LONDON – Inserting contemporary architecture into a conservation area can be challenging. Hayhurst and Co. accepted this challenge in designing a new building for Whitaker Malem, the artist and costume-maker duo behind works by Allen Jones, fashion designers Hussein Chalayan and Alexander McQueen and costumes for several films. The client built a workshop on a site in Hackney’s De Beauvoir conservation area back in the mid 1990s. Recent requirements for a home studio and gallery saw Hayhurst and Co. brought on board for assistance in designing additional space in a contemporary yet constrained and aged context. The architect has been working on reimagining existing building stock around the United Kingdom since 2004 and is well versed in moulding old structures into contemporary quality assemblages. The Garden House is their recent addition to an award-winning portfolio of replenished existing buildings and is in the running to add to the firm’s accolades.

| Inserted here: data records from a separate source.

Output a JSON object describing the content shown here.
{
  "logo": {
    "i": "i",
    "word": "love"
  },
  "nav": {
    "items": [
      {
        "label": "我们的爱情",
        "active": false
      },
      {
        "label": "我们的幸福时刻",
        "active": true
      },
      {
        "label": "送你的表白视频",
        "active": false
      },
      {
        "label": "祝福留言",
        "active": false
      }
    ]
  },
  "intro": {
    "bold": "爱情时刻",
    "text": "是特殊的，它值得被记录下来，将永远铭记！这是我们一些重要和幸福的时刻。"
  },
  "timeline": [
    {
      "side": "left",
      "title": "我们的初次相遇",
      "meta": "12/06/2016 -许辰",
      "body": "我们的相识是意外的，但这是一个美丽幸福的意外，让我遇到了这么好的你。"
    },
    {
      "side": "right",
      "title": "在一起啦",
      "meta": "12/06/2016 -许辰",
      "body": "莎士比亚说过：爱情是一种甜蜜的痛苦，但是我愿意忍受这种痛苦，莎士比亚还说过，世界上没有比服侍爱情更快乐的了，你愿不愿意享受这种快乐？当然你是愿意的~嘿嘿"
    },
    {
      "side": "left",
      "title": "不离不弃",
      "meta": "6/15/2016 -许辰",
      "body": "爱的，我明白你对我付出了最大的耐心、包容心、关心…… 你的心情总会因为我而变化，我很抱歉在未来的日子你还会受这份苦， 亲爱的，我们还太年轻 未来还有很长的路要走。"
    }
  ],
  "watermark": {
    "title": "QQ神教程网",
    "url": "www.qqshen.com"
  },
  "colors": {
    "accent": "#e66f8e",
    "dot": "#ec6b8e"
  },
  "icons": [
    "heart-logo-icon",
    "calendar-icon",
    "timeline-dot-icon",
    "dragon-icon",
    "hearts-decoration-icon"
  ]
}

Extending the existing structure, the architect decided to pop-up a roof to collect light, bend it to the boundaries for neighbourly consideration and cover it with thick leaf foliage. Due to the north facing orientation of the building, a vertical form and skylights are necessary to allow light to flood into the spaces. The shape of the roof creates an interesting internal volume for the studio, but, how the roof is made up is the selling point of this inner city development. Bespoke stainless steel bucket forms double as roof tiles and host an array of over 800 sedums and heathers set in beds of stone.
Rather than doing less than it set out to, the architect is looking to do more and thinks this sky garden could be a prototype for propagation, creating a series of inner city gardens. Images of bridges between roof tops come to mind, linking up to create a neighbourhood backyard walkway, maybe an alternative to another controversial garden yet to be built. The Sky Garden by Rafael Viñoly and the London Garden Bridge by Heatherwick Studio are projects that are promoted as public but act as private commercial outlets for a touring population. This small garden is private, however, the mass production of these truncated triangles could offer connection for local neighbourhoods. For the time being, this little example is certainly a nice addition to the area.
Photos courtesy of Hayhurst and Co./Killian O’Sullivan